• WHAT TO DO:
Search the data for lines holding the word "Варианты". State how many there are, and nothing else.

• LISTED ENTRIES:
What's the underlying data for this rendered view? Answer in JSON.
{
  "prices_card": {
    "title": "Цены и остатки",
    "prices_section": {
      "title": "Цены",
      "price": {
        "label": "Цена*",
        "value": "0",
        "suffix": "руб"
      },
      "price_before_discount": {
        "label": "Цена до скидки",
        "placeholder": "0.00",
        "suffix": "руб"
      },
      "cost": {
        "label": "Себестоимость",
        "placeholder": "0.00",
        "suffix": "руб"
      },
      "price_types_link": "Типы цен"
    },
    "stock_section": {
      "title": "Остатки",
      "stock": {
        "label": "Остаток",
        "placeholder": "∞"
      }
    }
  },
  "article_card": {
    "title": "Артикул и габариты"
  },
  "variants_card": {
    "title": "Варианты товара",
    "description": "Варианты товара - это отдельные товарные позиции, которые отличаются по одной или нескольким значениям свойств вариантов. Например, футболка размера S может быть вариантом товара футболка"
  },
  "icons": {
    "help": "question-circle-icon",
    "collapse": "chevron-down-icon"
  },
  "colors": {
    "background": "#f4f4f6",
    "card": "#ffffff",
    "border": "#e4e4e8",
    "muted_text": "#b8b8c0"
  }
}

• TASK RESPONSE:
2